INPUT DATA:
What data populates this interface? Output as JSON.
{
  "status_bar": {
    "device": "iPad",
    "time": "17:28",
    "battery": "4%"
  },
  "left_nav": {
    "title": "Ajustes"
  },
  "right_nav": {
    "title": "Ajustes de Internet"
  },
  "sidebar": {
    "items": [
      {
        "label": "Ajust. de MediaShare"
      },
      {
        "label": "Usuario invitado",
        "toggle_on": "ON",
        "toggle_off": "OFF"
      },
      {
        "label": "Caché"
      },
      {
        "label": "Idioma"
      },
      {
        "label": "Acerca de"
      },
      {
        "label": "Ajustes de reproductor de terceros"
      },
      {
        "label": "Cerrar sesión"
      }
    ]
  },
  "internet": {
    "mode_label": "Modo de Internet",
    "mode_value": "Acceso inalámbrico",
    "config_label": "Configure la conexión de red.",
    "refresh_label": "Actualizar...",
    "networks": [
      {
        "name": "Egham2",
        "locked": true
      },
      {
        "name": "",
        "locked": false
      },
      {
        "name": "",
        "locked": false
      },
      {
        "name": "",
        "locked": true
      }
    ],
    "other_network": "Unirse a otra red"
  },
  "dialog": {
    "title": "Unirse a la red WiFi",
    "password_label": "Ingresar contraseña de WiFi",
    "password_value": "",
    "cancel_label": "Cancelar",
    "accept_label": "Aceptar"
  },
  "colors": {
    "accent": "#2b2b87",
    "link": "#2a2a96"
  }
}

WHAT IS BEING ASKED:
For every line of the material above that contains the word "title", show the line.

RESULT FOR THIS TASK:
    "title": "Ajustes"
    "title": "Ajustes de Internet"
    "title": "Unirse a la red WiFi",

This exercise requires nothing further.